[Excerpts from an interface dataset]
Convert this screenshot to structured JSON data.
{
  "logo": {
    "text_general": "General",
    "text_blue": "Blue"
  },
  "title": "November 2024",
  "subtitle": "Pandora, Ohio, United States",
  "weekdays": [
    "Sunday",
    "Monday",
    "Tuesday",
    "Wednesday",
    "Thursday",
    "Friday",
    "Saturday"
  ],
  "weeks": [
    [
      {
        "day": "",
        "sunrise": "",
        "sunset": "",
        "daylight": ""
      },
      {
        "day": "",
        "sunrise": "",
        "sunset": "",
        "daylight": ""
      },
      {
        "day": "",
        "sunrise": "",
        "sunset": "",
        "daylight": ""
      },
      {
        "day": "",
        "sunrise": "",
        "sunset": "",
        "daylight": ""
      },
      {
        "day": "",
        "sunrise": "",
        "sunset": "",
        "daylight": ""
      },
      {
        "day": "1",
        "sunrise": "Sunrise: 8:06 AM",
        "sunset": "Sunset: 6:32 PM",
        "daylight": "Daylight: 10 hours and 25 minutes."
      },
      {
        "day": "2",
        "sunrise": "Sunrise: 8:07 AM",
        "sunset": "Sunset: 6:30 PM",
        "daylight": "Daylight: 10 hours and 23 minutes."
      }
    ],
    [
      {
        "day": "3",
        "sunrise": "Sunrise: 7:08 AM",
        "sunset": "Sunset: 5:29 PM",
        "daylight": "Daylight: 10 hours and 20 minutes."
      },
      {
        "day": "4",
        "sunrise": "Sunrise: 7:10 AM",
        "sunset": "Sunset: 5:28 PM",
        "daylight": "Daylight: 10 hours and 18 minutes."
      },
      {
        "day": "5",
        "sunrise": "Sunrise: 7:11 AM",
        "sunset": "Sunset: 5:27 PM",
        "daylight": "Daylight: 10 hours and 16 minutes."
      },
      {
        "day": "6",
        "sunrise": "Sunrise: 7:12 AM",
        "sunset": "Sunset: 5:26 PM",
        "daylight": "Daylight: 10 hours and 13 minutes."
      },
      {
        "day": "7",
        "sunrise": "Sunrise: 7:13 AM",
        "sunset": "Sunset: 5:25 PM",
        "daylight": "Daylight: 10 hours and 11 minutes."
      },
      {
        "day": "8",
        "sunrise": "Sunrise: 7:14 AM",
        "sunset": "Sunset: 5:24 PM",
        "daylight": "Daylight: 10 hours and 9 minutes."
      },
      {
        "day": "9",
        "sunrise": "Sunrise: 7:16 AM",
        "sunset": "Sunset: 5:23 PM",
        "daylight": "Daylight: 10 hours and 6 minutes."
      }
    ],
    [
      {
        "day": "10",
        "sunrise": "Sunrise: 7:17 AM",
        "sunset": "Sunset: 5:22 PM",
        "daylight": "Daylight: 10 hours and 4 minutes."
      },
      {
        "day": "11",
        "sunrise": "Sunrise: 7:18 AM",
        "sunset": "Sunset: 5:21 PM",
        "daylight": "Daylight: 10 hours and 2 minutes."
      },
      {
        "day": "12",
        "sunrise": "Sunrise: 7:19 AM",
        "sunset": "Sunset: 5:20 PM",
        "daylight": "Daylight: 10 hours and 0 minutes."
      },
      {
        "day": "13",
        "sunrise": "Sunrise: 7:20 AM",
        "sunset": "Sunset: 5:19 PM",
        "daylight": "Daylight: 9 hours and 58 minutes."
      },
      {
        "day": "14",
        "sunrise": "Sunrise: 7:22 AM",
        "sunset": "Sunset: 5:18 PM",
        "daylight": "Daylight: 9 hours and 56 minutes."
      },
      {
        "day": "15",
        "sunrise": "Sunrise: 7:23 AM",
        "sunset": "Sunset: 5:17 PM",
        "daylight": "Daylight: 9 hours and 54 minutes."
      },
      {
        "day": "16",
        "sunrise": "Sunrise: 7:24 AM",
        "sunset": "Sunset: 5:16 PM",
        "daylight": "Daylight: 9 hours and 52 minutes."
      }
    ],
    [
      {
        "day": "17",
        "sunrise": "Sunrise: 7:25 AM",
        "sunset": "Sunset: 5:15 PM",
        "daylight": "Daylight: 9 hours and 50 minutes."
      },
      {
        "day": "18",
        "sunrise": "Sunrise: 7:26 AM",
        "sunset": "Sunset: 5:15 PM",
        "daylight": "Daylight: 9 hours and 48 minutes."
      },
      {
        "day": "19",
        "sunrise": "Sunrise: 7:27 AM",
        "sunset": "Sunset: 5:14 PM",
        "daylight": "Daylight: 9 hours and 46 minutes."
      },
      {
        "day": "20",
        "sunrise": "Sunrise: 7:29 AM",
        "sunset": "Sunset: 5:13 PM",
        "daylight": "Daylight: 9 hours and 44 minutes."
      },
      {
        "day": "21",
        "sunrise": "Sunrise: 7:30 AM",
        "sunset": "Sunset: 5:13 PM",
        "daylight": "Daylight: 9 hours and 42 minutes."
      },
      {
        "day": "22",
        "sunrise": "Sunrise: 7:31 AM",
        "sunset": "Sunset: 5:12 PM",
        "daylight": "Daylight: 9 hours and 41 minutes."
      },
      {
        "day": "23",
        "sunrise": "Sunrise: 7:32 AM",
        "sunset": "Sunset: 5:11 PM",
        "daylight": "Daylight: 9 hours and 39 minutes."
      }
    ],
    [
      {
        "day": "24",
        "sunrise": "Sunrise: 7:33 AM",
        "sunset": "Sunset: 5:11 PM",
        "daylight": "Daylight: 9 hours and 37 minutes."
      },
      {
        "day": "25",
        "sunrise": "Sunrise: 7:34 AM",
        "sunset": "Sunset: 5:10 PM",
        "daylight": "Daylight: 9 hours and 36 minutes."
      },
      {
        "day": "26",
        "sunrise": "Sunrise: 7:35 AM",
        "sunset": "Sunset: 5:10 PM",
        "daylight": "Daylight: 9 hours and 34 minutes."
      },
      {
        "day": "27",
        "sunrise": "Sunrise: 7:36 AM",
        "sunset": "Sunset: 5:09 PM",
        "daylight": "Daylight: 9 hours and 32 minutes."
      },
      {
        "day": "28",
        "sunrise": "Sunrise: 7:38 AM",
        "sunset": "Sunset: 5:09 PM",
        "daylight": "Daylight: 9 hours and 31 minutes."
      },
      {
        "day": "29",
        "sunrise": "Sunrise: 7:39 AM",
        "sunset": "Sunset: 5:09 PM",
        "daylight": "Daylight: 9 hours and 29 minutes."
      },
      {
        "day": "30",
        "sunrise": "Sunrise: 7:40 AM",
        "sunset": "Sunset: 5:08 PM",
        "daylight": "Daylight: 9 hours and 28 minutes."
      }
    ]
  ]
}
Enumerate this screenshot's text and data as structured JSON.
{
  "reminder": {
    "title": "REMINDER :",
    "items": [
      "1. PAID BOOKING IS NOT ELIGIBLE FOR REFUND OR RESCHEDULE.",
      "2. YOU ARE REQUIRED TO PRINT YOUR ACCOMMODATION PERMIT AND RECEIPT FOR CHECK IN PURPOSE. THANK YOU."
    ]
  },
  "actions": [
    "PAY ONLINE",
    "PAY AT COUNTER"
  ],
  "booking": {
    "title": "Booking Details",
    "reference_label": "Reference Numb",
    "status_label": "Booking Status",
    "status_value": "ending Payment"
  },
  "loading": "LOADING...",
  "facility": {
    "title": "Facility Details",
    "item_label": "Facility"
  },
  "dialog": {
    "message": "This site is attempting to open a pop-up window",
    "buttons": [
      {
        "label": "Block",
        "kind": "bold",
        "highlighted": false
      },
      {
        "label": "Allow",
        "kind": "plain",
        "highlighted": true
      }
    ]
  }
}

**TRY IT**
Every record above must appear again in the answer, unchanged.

**TASK OUTPUT**
Convert this screenshot to structured JSON data.
{
  "logo": {
    "text_general": "General",
    "text_blue": "Blue"
  },
  "title": "November 2024",
  "subtitle": "Pandora, Ohio, United States",
  "weekdays": [
    "Sunday",
    "Monday",
    "Tuesday",
    "Wednesday",
    "Thursday",
    "Friday",
    "Saturday"
  ],
  "weeks": [
    [
      {
        "day": "",
        "sunrise": "",
        "sunset": "",
        "daylight": ""
      },
      {
        "day": "",
        "sunrise": "",
        "sunset": "",
        "daylight": ""
      },
      {
        "day": "",
        "sunrise": "",
        "sunset": "",
        "daylight": ""
      },
      {
        "day": "",
        "sunrise": "",
        "sunset": "",
        "daylight": ""
      },
      {
        "day": "",
        "sunrise": "",
        "sunset": "",
        "daylight": ""
      },
      {
        "day": "1",
        "sunrise": "Sunrise: 8:06 AM",
        "sunset": "Sunset: 6:32 PM",
        "daylight": "Daylight: 10 hours and 25 minutes."
      },
      {
        "day": "2",
        "sunrise": "Sunrise: 8:07 AM",
        "sunset": "Sunset: 6:30 PM",
        "daylight": "Daylight: 10 hours and 23 minutes."
      }
    ],
    [
      {
        "day": "3",
        "sunrise": "Sunrise: 7:08 AM",
        "sunset": "Sunset: 5:29 PM",
        "daylight": "Daylight: 10 hours and 20 minutes."
      },
      {
        "day": "4",
        "sunrise": "Sunrise: 7:10 AM",
        "sunset": "Sunset: 5:28 PM",
        "daylight": "Daylight: 10 hours and 18 minutes."
      },
      {
        "day": "5",
        "sunrise": "Sunrise: 7:11 AM",
        "sunset": "Sunset: 5:27 PM",
        "daylight": "Daylight: 10 hours and 16 minutes."
      },
      {
        "day": "6",
        "sunrise": "Sunrise: 7:12 AM",
        "sunset": "Sunset: 5:26 PM",
        "daylight": "Daylight: 10 hours and 13 minutes."
      },
      {
        "day": "7",
        "sunrise": "Sunrise: 7:13 AM",
        "sunset": "Sunset: 5:25 PM",
        "daylight": "Daylight: 10 hours and 11 minutes."
      },
      {
        "day": "8",
        "sunrise": "Sunrise: 7:14 AM",
        "sunset": "Sunset: 5:24 PM",
        "daylight": "Daylight: 10 hours and 9 minutes."
      },
      {
        "day": "9",
        "sunrise": "Sunrise: 7:16 AM",
        "sunset": "Sunset: 5:23 PM",
        "daylight": "Daylight: 10 hours and 6 minutes."
      }
    ],
    [
      {
        "day": "10",
        "sunrise": "Sunrise: 7:17 AM",
        "sunset": "Sunset: 5:22 PM",
        "daylight": "Daylight: 10 hours and 4 minutes."
      },
      {
        "day": "11",
        "sunrise": "Sunrise: 7:18 AM",
        "sunset": "Sunset: 5:21 PM",
        "daylight": "Daylight: 10 hours and 2 minutes."
      },
      {
        "day": "12",
        "sunrise": "Sunrise: 7:19 AM",
        "sunset": "Sunset: 5:20 PM",
        "daylight": "Daylight: 10 hours and 0 minutes."
      },
      {
        "day": "13",
        "sunrise": "Sunrise: 7:20 AM",
        "sunset": "Sunset: 5:19 PM",
        "daylight": "Daylight: 9 hours and 58 minutes."
      },
      {
        "day": "14",
        "sunrise": "Sunrise: 7:22 AM",
        "sunset": "Sunset: 5:18 PM",
        "daylight": "Daylight: 9 hours and 56 minutes."
      },
      {
        "day": "15",
        "sunrise": "Sunrise: 7:23 AM",
        "sunset": "Sunset: 5:17 PM",
        "daylight": "Daylight: 9 hours and 54 minutes."
      },
      {
        "day": "16",
        "sunrise": "Sunrise: 7:24 AM",
        "sunset": "Sunset: 5:16 PM",
        "daylight": "Daylight: 9 hours and 52 minutes."
      }
    ],
    [
      {
        "day": "17",
        "sunrise": "Sunrise: 7:25 AM",
        "sunset": "Sunset: 5:15 PM",
        "daylight": "Daylight: 9 hours and 50 minutes."
      },
      {
        "day": "18",
        "sunrise": "Sunrise: 7:26 AM",
        "sunset": "Sunset: 5:15 PM",
        "daylight": "Daylight: 9 hours and 48 minutes."
      },
      {
        "day": "19",
        "sunrise": "Sunrise: 7:27 AM",
        "sunset": "Sunset: 5:14 PM",
        "daylight": "Daylight: 9 hours and 46 minutes."
      },
      {
        "day": "20",
        "sunrise": "Sunrise: 7:29 AM",
        "sunset": "Sunset: 5:13 PM",
        "daylight": "Daylight: 9 hours and 44 minutes."
      },
      {
        "day": "21",
        "sunrise": "Sunrise: 7:30 AM",
        "sunset": "Sunset: 5:13 PM",
        "daylight": "Daylight: 9 hours and 42 minutes."
      },
      {
        "day": "22",
        "sunrise": "Sunrise: 7:31 AM",
        "sunset": "Sunset: 5:12 PM",
        "daylight": "Daylight: 9 hours and 41 minutes."
      },
      {
        "day": "23",
        "sunrise": "Sunrise: 7:32 AM",
        "sunset": "Sunset: 5:11 PM",
        "daylight": "Daylight: 9 hours and 39 minutes."
      }
    ],
    [
      {
        "day": "24",
        "sunrise": "Sunrise: 7:33 AM",
        "sunset": "Sunset: 5:11 PM",
        "daylight": "Daylight: 9 hours and 37 minutes."
      },
      {
        "day": "25",
        "sunrise": "Sunrise: 7:34 AM",
        "sunset": "Sunset: 5:10 PM",
        "daylight": "Daylight: 9 hours and 36 minutes."
      },
      {
        "day": "26",
        "sunrise": "Sunrise: 7:35 AM",
        "sunset": "Sunset: 5:10 PM",
        "daylight": "Daylight: 9 hours and 34 minutes."
      },
      {
        "day": "27",
        "sunrise": "Sunrise: 7:36 AM",
        "sunset": "Sunset: 5:09 PM",
        "daylight": "Daylight: 9 hours and 32 minutes."
      },
      {
        "day": "28",
        "sunrise": "Sunrise: 7:38 AM",
        "sunset": "Sunset: 5:09 PM",
        "daylight": "Daylight: 9 hours and 31 minutes."
      },
      {
        "day": "29",
        "sunrise": "Sunrise: 7:39 AM",
        "sunset": "Sunset: 5:09 PM",
        "daylight": "Daylight: 9 hours and 29 minutes."
      },
      {
        "day": "30",
        "sunrise": "Sunrise: 7:40 AM",
        "sunset": "Sunset: 5:08 PM",
        "daylight": "Daylight: 9 hours and 28 minutes."
      }
    ]
  ]
}
Enumerate this screenshot's text and data as structured JSON.
{
  "reminder": {
    "title": "REMINDER :",
    "items": [
      "1. PAID BOOKING IS NOT ELIGIBLE FOR REFUND OR RESCHEDULE.",
      "2. YOU ARE REQUIRED TO PRINT YOUR ACCOMMODATION PERMIT AND RECEIPT FOR CHECK IN PURPOSE. THANK YOU."
    ]
  },
  "actions": [
    "PAY ONLINE",
    "PAY AT COUNTER"
  ],
  "booking": {
    "title": "Booking Details",
    "reference_label": "Reference Numb",
    "status_label": "Booking Status",
    "status_value": "ending Payment"
  },
  "loading": "LOADING...",
  "facility": {
    "title": "Facility Details",
    "item_label": "Facility"
  },
  "dialog": {
    "message": "This site is attempting to open a pop-up window",
    "buttons": [
      {
        "label": "Block",
        "kind": "bold",
        "highlighted": false
      },
      {
        "label": "Allow",
        "kind": "plain",
        "highlighted": true
      }
    ]
  }
}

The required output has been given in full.